*** Opening of THE DATA ***
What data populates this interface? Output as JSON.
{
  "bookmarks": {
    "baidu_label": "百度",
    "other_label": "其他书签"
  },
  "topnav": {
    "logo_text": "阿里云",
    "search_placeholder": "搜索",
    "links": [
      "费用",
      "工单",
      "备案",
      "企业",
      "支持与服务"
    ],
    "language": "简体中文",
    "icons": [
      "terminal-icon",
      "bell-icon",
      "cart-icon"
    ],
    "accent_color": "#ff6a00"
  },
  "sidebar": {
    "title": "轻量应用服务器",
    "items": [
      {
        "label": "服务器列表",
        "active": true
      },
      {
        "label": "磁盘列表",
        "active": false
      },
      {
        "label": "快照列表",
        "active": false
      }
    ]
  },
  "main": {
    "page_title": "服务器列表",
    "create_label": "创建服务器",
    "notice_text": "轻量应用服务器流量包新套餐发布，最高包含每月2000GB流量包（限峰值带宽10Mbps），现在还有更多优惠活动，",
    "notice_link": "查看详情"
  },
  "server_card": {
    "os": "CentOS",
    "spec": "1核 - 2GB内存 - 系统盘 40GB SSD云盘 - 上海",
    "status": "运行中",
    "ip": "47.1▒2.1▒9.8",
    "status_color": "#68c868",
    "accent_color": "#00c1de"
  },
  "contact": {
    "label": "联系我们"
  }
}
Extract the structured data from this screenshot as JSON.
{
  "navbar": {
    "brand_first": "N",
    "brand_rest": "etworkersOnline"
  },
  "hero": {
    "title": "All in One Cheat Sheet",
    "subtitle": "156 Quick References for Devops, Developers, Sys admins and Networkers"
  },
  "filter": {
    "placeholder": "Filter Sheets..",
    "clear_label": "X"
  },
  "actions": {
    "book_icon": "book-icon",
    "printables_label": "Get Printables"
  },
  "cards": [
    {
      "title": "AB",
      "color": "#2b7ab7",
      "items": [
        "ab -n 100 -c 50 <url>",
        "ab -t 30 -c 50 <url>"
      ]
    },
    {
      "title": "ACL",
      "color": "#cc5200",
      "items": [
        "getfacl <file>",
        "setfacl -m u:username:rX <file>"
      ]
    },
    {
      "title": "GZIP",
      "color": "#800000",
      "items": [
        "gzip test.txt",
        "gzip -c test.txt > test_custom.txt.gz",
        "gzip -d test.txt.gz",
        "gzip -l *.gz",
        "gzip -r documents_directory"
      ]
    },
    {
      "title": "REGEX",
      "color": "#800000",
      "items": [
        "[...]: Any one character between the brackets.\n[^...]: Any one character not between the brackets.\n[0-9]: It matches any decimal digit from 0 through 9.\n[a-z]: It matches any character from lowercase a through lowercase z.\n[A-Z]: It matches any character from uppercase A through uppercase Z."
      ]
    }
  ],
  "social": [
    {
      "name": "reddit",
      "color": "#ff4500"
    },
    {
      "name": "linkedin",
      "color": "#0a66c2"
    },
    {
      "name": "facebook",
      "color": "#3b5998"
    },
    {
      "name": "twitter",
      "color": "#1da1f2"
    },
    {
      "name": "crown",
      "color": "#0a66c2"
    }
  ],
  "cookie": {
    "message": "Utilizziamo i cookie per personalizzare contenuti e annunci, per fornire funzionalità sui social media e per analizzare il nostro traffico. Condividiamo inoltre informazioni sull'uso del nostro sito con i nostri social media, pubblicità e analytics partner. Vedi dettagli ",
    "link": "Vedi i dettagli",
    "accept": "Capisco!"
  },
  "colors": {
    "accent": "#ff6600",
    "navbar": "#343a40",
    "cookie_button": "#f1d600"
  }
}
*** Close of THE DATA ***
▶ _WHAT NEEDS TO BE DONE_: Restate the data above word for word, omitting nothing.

▶ _ANSWER SECTION_:
What data populates this interface? Output as JSON.
{
  "bookmarks": {
    "baidu_label": "百度",
    "other_label": "其他书签"
  },
  "topnav": {
    "logo_text": "阿里云",
    "search_placeholder": "搜索",
    "links": [
      "费用",
      "工单",
      "备案",
      "企业",
      "支持与服务"
    ],
    "language": "简体中文",
    "icons": [
      "terminal-icon",
      "bell-icon",
      "cart-icon"
    ],
    "accent_color": "#ff6a00"
  },
  "sidebar": {
    "title": "轻量应用服务器",
    "items": [
      {
        "label": "服务器列表",
        "active": true
      },
      {
        "label": "磁盘列表",
        "active": false
      },
      {
        "label": "快照列表",
        "active": false
      }
    ]
  },
  "main": {
    "page_title": "服务器列表",
    "create_label": "创建服务器",
    "notice_text": "轻量应用服务器流量包新套餐发布，最高包含每月2000GB流量包（限峰值带宽10Mbps），现在还有更多优惠活动，",
    "notice_link": "查看详情"
  },
  "server_card": {
    "os": "CentOS",
    "spec": "1核 - 2GB内存 - 系统盘 40GB SSD云盘 - 上海",
    "status": "运行中",
    "ip": "47.1▒2.1▒9.8",
    "status_color": "#68c868",
    "accent_color": "#00c1de"
  },
  "contact": {
    "label": "联系我们"
  }
}
Extract the structured data from this screenshot as JSON.
{
  "navbar": {
    "brand_first": "N",
    "brand_rest": "etworkersOnline"
  },
  "hero": {
    "title": "All in One Cheat Sheet",
    "subtitle": "156 Quick References for Devops, Developers, Sys admins and Networkers"
  },
  "filter": {
    "placeholder": "Filter Sheets..",
    "clear_label": "X"
  },
  "actions": {
    "book_icon": "book-icon",
    "printables_label": "Get Printables"
  },
  "cards": [
    {
      "title": "AB",
      "color": "#2b7ab7",
      "items": [
        "ab -n 100 -c 50 <url>",
        "ab -t 30 -c 50 <url>"
      ]
    },
    {
      "title": "ACL",
      "color": "#cc5200",
      "items": [
        "getfacl <file>",
        "setfacl -m u:username:rX <file>"
      ]
    },
    {
      "title": "GZIP",
      "color": "#800000",
      "items": [
        "gzip test.txt",
        "gzip -c test.txt > test_custom.txt.gz",
        "gzip -d test.txt.gz",
        "gzip -l *.gz",
        "gzip -r documents_directory"
      ]
    },
    {
      "title": "REGEX",
      "color": "#800000",
      "items": [
        "[...]: Any one character between the brackets.\n[^...]: Any one character not between the brackets.\n[0-9]: It matches any decimal digit from 0 through 9.\n[a-z]: It matches any character from lowercase a through lowercase z.\n[A-Z]: It matches any character from uppercase A through uppercase Z."
      ]
    }
  ],
  "social": [
    {
      "name": "reddit",
      "color": "#ff4500"
    },
    {
      "name": "linkedin",
      "color": "#0a66c2"
    },
    {
      "name": "facebook",
      "color": "#3b5998"
    },
    {
      "name": "twitter",
      "color": "#1da1f2"
    },
    {
      "name": "crown",
      "color": "#0a66c2"
    }
  ],
  "cookie": {
    "message": "Utilizziamo i cookie per personalizzare contenuti e annunci, per fornire funzionalità sui social media e per analizzare il nostro traffico. Condividiamo inoltre informazioni sull'uso del nostro sito con i nostri social media, pubblicità e analytics partner. Vedi dettagli ",
    "link": "Vedi i dettagli",
    "accept": "Capisco!"
  },
  "colors": {
    "accent": "#ff6600",
    "navbar": "#343a40",
    "cookie_button": "#f1d600"
  }
}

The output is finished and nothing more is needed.